November 25, 2006
At the Beginning of the Road
By Dane Sorensen
Summer is quickly becoming a distant memory in Ely, although in much of the nation highs in the 70s is still the norm and not a wish. Thus is our fate for being a suburb of Canada. Owning a dog that has a life long ambition of marking every tree in Ely I often take Reggie out one last time late at night. The other day, well, actually night, we went for one final walkies before hitting the hay and to my surprise as he strutted down the sidewalk I could spell smoke. Not just any smoke the smoke of burning wood.
I thought it was odd that here on a blustery late October night that I could smell a forest fire. Especially since it had been raining all week. I looked about and saw at least several homes with smoke slowly rising from their chimneys. It is then that it struck me that these homes must be using their woodstoves.

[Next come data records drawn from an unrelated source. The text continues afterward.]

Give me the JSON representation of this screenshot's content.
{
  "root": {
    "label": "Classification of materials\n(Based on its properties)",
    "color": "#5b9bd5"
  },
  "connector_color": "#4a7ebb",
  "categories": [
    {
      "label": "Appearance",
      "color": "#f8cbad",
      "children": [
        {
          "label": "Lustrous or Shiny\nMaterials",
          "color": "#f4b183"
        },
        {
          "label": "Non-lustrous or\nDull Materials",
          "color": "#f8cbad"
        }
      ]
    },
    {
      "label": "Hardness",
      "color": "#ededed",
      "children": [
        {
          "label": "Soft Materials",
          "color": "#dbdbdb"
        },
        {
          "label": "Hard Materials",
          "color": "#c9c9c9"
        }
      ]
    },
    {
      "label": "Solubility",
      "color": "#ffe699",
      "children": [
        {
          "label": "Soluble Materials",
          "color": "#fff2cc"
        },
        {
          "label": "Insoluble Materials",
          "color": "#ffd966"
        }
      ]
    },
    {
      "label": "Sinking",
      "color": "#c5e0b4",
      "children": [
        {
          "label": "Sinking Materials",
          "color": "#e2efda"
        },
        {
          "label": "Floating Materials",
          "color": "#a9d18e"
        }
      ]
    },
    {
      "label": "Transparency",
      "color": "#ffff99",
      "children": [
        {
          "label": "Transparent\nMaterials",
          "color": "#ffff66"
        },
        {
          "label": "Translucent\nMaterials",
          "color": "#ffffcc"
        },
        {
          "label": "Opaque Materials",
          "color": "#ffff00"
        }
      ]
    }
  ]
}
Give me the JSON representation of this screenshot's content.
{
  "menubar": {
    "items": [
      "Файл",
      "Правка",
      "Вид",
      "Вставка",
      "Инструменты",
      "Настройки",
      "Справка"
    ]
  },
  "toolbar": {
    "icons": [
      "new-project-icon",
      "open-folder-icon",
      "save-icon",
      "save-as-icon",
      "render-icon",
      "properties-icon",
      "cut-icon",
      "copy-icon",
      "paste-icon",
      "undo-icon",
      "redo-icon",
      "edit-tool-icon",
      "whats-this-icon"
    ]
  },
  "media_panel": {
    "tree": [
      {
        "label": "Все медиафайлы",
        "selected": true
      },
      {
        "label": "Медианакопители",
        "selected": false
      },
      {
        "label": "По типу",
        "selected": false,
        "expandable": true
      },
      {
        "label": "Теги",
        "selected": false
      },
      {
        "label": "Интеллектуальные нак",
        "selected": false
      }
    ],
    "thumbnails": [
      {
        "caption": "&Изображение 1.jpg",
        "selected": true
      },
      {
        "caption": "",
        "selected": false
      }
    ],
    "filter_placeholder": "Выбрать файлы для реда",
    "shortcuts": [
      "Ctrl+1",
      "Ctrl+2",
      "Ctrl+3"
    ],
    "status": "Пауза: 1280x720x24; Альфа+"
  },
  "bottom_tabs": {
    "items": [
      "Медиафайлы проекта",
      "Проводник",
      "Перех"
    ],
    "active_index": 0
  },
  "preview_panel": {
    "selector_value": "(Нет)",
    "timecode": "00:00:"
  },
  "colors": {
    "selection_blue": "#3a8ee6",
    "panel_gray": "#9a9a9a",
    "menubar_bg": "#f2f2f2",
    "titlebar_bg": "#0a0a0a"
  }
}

As Reggie and I sought out more trees for him to water, the sweet smell of burning wood continued to follow us. We kept noticing more and more chimneys with dancing smoke climbing slowly up.
It seems that many in Ely are working hard to free themselves from oil dependence. They are using wood to deprive the Arabs of a chance to bleed us of all our dollars for another barrel of oil. Good for them!
I have noticed at places like McNards and L&M and other sellers of home equipment, that they are displaying more woodstoves than what I have seen in other years. Not only wood stoves but pellet and corn stoves. I know there has been a lot of publicity on corn, but I personally do not think it is a worthwhile technology. First off, I find it hard to take food and use it for fuel. Secondly, with the rising demand for corn for gasohol the current low cost of corn will not last. In fact, the market price has risen over a dollar this fall. For us in Ely, it really does not make sense to haul a bunch of corn home and growing it ourselves is wishful thinking. From what I have seen these corn stoves also cost 5 to 10 times more than a good woodstove. If I lived in Jackson, Minnesota - which is ten miles from Iowa - it might work to burn corn, but I think corn will be a short-term fad.
Those fancy pellet stoves also seem way overpriced for a fuel source that you are dependent on buying from pellet manufacturers. I would think that the costs would be lower than corn as pellets can be made of almost anything; sawdust, crop residue, or recycled newspaper. Again, living in Ely means getting the pellets may be the biggest expense. I think the only sensible choice over oil or propane is good old wood for Ely.
There is no doubt we will continue to see the price of oil bounce around. There are too many negative factors to push up the price compared to any positive forces to keep oil cheap. As long as we have to buy much of our oil from Sheiks and Marxists we will continue to be over a barrel. As long as we delay building nuclear power plants and restricting oil drilling we will have to continue to buy from others who have no problem with drilling into their territory.
As a new member of the "wood not oil" crowd, we are doing our bit by heating our home with wood this year. We did not get an early enough start on this project to be fully ready for winter, but we will make a big dent in our fuel oil bill. For those who have been burning wood for years - you were the futurist of Ely.
The one nice thing is we did get some free energy in the mail. We found political advertising has a very high BTU rating due to the BS factor. The only problem is political energy doesn't last and doesn't smell as good as wood.
I invite others to switch to wood. It is good for you. Everyday you will get some well-needed exercise carrying in your daily supply of heat. Also, I think it is sometimes more beneficial and educational to watch a fire burn rather than the TV. So I hope others join the energy revolution by heating with a very renewable resource. Heat with wood and freeze an Arab!